→ WORK ITEM:
Return each line of the entries that holds the string "this".

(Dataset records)
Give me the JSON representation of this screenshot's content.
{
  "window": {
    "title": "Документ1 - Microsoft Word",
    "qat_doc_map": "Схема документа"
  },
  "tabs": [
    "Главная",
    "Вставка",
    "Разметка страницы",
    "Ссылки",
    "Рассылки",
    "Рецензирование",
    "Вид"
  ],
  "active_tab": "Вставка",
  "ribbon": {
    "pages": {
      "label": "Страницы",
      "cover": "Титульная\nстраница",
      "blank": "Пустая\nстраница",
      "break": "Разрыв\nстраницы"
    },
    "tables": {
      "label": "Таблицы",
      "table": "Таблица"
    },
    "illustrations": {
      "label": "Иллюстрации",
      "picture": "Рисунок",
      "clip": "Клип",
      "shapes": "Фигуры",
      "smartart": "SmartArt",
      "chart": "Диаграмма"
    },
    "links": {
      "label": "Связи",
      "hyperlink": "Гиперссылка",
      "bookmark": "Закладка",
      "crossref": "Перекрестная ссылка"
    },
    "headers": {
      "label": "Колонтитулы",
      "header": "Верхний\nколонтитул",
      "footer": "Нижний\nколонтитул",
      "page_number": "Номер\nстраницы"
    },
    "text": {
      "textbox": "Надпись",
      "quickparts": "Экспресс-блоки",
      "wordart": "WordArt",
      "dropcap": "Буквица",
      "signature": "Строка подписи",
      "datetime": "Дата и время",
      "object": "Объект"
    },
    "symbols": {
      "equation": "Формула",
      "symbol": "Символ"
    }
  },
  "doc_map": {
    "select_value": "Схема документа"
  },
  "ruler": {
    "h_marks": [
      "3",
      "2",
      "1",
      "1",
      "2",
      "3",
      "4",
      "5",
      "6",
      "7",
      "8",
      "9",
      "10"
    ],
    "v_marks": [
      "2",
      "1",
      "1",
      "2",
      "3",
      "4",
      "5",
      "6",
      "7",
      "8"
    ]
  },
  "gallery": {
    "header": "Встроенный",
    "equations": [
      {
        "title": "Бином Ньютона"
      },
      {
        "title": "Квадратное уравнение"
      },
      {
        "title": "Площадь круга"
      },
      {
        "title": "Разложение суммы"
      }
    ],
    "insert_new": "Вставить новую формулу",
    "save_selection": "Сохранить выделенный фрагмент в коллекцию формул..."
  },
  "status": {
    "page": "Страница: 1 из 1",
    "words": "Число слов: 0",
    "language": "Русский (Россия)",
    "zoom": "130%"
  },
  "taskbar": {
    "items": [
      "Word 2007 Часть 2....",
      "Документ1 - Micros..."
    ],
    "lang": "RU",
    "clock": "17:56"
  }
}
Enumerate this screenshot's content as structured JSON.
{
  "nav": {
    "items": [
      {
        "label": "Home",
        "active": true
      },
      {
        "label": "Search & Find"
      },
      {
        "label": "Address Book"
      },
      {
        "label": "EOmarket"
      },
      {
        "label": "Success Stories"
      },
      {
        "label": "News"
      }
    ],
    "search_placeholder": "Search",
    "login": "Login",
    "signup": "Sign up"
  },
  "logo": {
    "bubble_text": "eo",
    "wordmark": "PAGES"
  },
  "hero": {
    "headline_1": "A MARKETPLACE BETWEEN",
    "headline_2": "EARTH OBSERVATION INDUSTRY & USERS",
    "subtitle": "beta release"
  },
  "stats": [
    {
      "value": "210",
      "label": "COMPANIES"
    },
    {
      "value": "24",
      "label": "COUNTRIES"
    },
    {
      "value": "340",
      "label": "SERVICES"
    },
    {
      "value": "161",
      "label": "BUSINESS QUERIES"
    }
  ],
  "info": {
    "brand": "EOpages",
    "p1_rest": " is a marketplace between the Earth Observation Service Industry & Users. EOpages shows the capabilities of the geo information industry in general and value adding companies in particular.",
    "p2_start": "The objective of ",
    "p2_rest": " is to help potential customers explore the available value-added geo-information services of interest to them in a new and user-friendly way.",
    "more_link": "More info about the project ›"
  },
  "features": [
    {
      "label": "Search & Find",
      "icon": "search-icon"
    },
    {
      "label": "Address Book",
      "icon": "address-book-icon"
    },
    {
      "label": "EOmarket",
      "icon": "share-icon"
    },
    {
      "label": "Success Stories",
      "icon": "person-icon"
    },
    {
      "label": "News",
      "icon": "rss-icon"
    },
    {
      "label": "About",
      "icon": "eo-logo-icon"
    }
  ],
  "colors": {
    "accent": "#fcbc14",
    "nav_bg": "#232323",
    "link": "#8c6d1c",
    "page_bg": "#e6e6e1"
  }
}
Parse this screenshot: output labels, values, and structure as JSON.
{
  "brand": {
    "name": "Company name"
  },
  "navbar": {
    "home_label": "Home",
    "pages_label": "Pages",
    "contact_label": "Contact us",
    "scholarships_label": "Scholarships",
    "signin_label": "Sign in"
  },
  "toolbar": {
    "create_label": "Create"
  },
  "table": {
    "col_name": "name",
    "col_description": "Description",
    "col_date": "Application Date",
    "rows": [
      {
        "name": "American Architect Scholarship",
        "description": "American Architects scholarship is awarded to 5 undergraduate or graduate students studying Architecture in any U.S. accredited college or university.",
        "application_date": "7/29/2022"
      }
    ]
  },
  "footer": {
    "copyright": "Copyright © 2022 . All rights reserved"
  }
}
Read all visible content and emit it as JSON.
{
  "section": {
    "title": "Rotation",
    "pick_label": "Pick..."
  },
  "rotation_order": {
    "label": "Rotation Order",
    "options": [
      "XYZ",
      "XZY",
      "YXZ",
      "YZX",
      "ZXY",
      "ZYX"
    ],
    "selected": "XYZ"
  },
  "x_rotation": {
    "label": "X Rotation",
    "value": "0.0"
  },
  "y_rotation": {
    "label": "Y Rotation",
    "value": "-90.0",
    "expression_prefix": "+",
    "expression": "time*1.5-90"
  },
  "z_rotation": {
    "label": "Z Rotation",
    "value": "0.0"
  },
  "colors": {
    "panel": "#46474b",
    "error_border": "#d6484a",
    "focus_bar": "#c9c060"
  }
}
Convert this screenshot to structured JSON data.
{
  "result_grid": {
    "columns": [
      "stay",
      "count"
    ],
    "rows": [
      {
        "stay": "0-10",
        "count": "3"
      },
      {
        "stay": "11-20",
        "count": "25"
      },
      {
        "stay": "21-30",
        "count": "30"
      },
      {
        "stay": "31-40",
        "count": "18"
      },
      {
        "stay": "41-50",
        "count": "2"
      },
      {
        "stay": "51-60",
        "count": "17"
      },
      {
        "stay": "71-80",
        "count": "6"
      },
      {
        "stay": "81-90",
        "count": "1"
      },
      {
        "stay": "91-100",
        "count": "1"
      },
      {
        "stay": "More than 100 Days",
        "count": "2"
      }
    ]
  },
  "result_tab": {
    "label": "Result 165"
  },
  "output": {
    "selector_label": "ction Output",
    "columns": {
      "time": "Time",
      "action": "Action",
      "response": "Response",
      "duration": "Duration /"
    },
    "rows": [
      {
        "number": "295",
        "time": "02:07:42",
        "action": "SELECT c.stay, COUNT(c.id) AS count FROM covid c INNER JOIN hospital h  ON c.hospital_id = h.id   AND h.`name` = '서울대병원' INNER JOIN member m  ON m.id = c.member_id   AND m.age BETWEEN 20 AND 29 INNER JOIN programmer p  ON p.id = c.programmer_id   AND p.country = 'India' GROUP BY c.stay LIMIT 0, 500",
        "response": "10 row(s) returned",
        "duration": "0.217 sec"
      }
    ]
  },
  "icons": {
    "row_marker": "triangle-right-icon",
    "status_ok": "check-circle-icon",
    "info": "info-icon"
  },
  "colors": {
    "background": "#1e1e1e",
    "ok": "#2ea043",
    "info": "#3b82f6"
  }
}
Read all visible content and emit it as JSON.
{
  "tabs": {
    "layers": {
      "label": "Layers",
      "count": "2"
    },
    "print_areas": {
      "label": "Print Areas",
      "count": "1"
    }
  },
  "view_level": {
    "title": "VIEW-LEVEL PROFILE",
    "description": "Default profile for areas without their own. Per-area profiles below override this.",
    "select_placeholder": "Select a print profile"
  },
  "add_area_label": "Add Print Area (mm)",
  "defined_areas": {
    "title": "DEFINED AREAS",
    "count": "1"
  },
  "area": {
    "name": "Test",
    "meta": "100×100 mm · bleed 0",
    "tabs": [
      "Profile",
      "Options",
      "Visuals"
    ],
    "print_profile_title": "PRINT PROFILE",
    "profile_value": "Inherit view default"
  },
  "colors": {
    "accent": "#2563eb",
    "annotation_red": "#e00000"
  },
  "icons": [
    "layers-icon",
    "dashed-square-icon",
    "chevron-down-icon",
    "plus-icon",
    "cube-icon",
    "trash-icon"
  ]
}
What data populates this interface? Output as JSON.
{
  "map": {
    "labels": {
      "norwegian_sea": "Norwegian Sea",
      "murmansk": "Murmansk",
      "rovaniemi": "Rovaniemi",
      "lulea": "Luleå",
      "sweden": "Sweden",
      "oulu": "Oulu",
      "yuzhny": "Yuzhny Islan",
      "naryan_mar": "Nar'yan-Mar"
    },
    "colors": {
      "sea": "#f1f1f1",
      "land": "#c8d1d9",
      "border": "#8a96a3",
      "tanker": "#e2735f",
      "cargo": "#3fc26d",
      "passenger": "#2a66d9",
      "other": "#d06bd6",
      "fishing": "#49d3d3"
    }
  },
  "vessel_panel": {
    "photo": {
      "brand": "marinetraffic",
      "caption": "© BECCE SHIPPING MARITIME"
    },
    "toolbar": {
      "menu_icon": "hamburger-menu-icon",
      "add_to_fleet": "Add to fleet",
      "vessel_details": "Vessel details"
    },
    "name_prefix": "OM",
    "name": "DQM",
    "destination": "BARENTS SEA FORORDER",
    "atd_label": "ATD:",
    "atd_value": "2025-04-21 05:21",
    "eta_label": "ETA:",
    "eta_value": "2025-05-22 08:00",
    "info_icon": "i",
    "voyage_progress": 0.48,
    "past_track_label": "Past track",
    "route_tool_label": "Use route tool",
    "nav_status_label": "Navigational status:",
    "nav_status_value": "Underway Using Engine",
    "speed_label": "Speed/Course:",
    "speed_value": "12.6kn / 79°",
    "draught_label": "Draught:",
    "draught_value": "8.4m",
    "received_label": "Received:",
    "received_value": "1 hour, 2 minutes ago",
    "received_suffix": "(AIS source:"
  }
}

→ EXERCISE SOLUTION:
Give me the JSON representation of this screenshot's content.
Enumerate this screenshot's content as structured JSON.
Parse this screenshot: output labels, values, and structure as JSON.
Convert this screenshot to structured JSON data.
    "description": "Default profile for areas without their own. Per-area profiles below override this.",
What data populates this interface? Output as JSON.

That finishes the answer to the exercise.